### EXERCISE DETAILS
Copy the data precisely, keeping every character.

────────────────────

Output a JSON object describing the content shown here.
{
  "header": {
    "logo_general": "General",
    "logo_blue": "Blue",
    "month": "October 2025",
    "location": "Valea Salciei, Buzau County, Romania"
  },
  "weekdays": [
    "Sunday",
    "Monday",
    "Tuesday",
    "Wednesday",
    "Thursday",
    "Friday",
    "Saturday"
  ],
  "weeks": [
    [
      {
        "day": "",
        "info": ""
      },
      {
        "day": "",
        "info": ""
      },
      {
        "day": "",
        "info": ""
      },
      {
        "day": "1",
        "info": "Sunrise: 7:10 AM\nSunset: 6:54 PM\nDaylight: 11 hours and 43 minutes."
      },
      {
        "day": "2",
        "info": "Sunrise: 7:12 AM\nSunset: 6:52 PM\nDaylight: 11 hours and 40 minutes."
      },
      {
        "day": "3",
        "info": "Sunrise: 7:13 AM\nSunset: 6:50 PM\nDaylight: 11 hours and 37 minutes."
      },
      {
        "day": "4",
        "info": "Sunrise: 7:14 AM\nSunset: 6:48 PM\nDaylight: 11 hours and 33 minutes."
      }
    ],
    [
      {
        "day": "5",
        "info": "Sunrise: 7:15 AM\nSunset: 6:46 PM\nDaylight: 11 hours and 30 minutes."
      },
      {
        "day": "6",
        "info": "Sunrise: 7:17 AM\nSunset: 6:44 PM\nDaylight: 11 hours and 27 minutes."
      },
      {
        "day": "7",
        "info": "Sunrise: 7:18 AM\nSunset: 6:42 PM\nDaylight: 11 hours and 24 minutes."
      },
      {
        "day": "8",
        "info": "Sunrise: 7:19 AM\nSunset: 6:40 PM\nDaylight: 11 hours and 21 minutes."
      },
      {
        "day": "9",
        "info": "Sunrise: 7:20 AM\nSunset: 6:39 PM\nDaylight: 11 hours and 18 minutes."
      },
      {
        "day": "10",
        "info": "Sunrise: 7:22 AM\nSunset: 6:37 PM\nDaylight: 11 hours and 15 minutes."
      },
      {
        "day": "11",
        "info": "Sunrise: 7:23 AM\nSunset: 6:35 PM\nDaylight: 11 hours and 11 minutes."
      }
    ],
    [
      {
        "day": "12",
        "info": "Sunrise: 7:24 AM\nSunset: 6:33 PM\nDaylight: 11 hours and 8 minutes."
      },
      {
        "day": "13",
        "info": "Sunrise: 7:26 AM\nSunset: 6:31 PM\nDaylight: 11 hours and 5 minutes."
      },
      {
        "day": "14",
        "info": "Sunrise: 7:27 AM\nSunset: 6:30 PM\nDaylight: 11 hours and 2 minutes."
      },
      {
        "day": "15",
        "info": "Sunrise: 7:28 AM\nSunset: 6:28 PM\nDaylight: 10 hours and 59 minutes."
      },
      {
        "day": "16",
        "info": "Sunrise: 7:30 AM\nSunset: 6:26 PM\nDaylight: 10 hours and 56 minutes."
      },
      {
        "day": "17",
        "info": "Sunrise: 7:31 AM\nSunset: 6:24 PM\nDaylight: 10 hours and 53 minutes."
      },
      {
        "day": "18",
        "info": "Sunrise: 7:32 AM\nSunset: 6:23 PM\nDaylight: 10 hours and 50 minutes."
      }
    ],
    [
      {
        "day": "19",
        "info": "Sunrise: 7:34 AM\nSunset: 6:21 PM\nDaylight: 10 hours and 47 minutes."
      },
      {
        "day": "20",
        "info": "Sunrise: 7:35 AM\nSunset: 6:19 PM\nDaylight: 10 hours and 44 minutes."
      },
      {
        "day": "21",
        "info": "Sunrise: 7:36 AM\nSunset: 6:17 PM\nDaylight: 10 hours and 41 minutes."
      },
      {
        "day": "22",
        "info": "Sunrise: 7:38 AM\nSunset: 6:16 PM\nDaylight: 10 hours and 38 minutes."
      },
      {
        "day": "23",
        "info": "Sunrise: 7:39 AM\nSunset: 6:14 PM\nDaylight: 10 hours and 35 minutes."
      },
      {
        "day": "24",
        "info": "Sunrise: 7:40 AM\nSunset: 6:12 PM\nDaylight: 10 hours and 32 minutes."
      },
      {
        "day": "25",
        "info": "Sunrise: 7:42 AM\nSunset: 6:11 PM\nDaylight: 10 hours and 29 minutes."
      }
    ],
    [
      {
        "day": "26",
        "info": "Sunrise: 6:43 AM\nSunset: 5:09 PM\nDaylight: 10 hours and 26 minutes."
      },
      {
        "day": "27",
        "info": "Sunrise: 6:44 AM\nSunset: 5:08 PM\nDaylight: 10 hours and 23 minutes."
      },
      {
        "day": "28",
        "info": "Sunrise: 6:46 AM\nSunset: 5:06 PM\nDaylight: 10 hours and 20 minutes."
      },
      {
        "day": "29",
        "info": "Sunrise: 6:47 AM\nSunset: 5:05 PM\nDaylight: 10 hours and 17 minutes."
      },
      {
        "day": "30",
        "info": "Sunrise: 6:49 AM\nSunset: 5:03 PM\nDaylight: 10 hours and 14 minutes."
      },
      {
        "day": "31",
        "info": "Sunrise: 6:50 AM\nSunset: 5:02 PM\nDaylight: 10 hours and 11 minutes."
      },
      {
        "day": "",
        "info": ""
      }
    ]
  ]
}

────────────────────

### SOLUTION TO THIS PROBLEM
Output a JSON object describing the content shown here.
{
  "header": {
    "logo_general": "General",
    "logo_blue": "Blue",
    "month": "October 2025",
    "location": "Valea Salciei, Buzau County, Romania"
  },
  "weekdays": [
    "Sunday",
    "Monday",
    "Tuesday",
    "Wednesday",
    "Thursday",
    "Friday",
    "Saturday"
  ],
  "weeks": [
    [
      {
        "day": "",
        "info": ""
      },
      {
        "day": "",
        "info": ""
      },
      {
        "day": "",
        "info": ""
      },
      {
        "day": "1",
        "info": "Sunrise: 7:10 AM\nSunset: 6:54 PM\nDaylight: 11 hours and 43 minutes."
      },
      {
        "day": "2",
        "info": "Sunrise: 7:12 AM\nSunset: 6:52 PM\nDaylight: 11 hours and 40 minutes."
      },
      {
        "day": "3",
        "info": "Sunrise: 7:13 AM\nSunset: 6:50 PM\nDaylight: 11 hours and 37 minutes."
      },
      {
        "day": "4",
        "info": "Sunrise: 7:14 AM\nSunset: 6:48 PM\nDaylight: 11 hours and 33 minutes."
      }
    ],
    [
      {
        "day": "5",
        "info": "Sunrise: 7:15 AM\nSunset: 6:46 PM\nDaylight: 11 hours and 30 minutes."
      },
      {
        "day": "6",
        "info": "Sunrise: 7:17 AM\nSunset: 6:44 PM\nDaylight: 11 hours and 27 minutes."
      },
      {
        "day": "7",
        "info": "Sunrise: 7:18 AM\nSunset: 6:42 PM\nDaylight: 11 hours and 24 minutes."
      },
      {
        "day": "8",
        "info": "Sunrise: 7:19 AM\nSunset: 6:40 PM\nDaylight: 11 hours and 21 minutes."
      },
      {
        "day": "9",
        "info": "Sunrise: 7:20 AM\nSunset: 6:39 PM\nDaylight: 11 hours and 18 minutes."
      },
      {
        "day": "10",
        "info": "Sunrise: 7:22 AM\nSunset: 6:37 PM\nDaylight: 11 hours and 15 minutes."
      },
      {
        "day": "11",
        "info": "Sunrise: 7:23 AM\nSunset: 6:35 PM\nDaylight: 11 hours and 11 minutes."
      }
    ],
    [
      {
        "day": "12",
        "info": "Sunrise: 7:24 AM\nSunset: 6:33 PM\nDaylight: 11 hours and 8 minutes."
      },
      {
        "day": "13",
        "info": "Sunrise: 7:26 AM\nSunset: 6:31 PM\nDaylight: 11 hours and 5 minutes."
      },
      {
        "day": "14",
        "info": "Sunrise: 7:27 AM\nSunset: 6:30 PM\nDaylight: 11 hours and 2 minutes."
      },
      {
        "day": "15",
        "info": "Sunrise: 7:28 AM\nSunset: 6:28 PM\nDaylight: 10 hours and 59 minutes."
      },
      {
        "day": "16",
        "info": "Sunrise: 7:30 AM\nSunset: 6:26 PM\nDaylight: 10 hours and 56 minutes."
      },
      {
        "day": "17",
        "info": "Sunrise: 7:31 AM\nSunset: 6:24 PM\nDaylight: 10 hours and 53 minutes."
      },
      {
        "day": "18",
        "info": "Sunrise: 7:32 AM\nSunset: 6:23 PM\nDaylight: 10 hours and 50 minutes."
      }
    ],
    [
      {
        "day": "19",
        "info": "Sunrise: 7:34 AM\nSunset: 6:21 PM\nDaylight: 10 hours and 47 minutes."
      },
      {
        "day": "20",
        "info": "Sunrise: 7:35 AM\nSunset: 6:19 PM\nDaylight: 10 hours and 44 minutes."
      },
      {
        "day": "21",
        "info": "Sunrise: 7:36 AM\nSunset: 6:17 PM\nDaylight: 10 hours and 41 minutes."
      },
      {
        "day": "22",
        "info": "Sunrise: 7:38 AM\nSunset: 6:16 PM\nDaylight: 10 hours and 38 minutes."
      },
      {
        "day": "23",
        "info": "Sunrise: 7:39 AM\nSunset: 6:14 PM\nDaylight: 10 hours and 35 minutes."
      },
      {
        "day": "24",
        "info": "Sunrise: 7:40 AM\nSunset: 6:12 PM\nDaylight: 10 hours and 32 minutes."
      },
      {
        "day": "25",
        "info": "Sunrise: 7:42 AM\nSunset: 6:11 PM\nDaylight: 10 hours and 29 minutes."
      }
    ],
    [
      {
        "day": "26",
        "info": "Sunrise: 6:43 AM\nSunset: 5:09 PM\nDaylight: 10 hours and 26 minutes."
      },
      {
        "day": "27",
        "info": "Sunrise: 6:44 AM\nSunset: 5:08 PM\nDaylight: 10 hours and 23 minutes."
      },
      {
        "day": "28",
        "info": "Sunrise: 6:46 AM\nSunset: 5:06 PM\nDaylight: 10 hours and 20 minutes."
      },
      {
        "day": "29",
        "info": "Sunrise: 6:47 AM\nSunset: 5:05 PM\nDaylight: 10 hours and 17 minutes."
      },
      {
        "day": "30",
        "info": "Sunrise: 6:49 AM\nSunset: 5:03 PM\nDaylight: 10 hours and 14 minutes."
      },
      {
        "day": "31",
        "info": "Sunrise: 6:50 AM\nSunset: 5:02 PM\nDaylight: 10 hours and 11 minutes."
      },
      {
        "day": "",
        "info": ""
      }
    ]
  ]
}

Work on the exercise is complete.